Problem requirements
Where a line of the records holds the string "企业名称", copy that line.

Data
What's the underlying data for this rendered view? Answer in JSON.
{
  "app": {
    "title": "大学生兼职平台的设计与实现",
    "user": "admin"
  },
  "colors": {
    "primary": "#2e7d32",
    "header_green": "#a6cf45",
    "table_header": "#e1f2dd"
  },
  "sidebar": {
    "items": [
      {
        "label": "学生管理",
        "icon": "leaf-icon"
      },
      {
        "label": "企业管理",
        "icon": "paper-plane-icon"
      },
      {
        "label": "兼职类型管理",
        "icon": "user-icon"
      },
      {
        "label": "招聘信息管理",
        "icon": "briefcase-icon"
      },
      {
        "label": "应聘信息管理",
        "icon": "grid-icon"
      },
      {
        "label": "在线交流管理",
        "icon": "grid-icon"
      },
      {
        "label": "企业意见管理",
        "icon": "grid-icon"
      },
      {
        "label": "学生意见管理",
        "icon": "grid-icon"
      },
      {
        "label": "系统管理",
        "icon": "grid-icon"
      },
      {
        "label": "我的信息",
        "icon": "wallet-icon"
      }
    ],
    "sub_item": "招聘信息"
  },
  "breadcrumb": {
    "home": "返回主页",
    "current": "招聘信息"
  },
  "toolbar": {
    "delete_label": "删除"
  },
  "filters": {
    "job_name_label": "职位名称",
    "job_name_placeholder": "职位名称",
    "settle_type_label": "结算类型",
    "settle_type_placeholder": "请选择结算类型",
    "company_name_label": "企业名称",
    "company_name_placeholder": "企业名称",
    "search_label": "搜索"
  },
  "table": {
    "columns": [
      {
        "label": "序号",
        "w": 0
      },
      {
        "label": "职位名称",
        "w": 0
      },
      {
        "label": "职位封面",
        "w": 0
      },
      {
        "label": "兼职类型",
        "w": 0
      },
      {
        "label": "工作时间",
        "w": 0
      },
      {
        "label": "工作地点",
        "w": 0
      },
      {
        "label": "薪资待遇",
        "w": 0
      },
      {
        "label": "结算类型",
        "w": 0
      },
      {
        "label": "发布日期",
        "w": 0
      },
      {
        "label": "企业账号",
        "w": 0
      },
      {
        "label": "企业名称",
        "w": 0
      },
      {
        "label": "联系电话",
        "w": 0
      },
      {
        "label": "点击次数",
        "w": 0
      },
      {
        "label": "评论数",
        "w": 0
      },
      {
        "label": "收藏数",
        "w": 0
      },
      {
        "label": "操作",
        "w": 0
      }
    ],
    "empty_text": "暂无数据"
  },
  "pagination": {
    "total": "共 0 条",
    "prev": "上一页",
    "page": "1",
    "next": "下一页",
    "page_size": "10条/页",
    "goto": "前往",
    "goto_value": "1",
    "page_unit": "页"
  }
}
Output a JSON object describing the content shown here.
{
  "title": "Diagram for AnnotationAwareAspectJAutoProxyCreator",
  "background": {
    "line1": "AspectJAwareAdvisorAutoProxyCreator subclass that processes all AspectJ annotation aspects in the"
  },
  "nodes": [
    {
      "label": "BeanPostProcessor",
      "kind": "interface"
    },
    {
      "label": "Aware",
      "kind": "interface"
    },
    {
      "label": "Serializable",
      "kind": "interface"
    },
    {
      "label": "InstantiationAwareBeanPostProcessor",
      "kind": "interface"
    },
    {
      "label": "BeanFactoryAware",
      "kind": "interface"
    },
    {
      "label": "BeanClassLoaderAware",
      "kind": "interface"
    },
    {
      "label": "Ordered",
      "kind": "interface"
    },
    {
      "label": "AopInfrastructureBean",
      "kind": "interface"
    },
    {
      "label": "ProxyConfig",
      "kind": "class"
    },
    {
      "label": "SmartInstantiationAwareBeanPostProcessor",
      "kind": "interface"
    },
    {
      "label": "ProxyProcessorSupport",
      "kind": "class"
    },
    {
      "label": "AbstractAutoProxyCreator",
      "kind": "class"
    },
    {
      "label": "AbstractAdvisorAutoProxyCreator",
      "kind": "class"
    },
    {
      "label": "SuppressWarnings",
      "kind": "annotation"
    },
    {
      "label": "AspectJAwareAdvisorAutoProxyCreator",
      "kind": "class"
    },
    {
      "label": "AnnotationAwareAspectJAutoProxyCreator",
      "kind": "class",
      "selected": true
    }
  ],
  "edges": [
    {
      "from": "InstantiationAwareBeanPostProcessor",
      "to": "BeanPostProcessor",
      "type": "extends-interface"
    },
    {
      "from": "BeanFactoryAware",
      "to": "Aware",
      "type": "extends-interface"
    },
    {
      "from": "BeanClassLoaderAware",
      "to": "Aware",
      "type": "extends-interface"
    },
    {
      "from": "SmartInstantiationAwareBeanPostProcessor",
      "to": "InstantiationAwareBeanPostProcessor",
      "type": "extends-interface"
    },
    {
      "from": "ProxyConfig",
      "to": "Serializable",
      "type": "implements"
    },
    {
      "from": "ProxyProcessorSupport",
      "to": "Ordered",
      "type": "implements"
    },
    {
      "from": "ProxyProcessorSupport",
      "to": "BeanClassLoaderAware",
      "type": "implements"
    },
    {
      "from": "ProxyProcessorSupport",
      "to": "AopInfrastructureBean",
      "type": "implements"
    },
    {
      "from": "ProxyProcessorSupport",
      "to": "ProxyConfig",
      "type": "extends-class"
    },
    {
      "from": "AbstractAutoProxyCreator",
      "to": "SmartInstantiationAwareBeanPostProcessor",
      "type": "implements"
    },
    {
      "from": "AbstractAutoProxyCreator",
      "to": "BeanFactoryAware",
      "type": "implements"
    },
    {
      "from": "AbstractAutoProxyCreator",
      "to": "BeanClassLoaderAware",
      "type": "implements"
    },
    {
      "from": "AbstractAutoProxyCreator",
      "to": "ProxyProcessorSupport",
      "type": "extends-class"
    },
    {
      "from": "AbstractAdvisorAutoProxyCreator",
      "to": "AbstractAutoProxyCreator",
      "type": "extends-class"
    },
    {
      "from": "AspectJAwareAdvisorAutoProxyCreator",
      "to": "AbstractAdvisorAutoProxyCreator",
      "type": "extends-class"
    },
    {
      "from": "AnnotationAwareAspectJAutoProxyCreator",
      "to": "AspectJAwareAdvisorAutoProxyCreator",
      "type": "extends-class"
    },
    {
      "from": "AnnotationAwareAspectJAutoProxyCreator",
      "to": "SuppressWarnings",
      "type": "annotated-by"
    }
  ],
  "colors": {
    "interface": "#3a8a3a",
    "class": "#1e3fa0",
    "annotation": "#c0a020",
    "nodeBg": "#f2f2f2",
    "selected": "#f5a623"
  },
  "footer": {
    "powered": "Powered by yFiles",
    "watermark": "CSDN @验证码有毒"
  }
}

Response area
    "company_name_label": "企业名称",
    "company_name_placeholder": "企业名称",
        "label": "企业名称",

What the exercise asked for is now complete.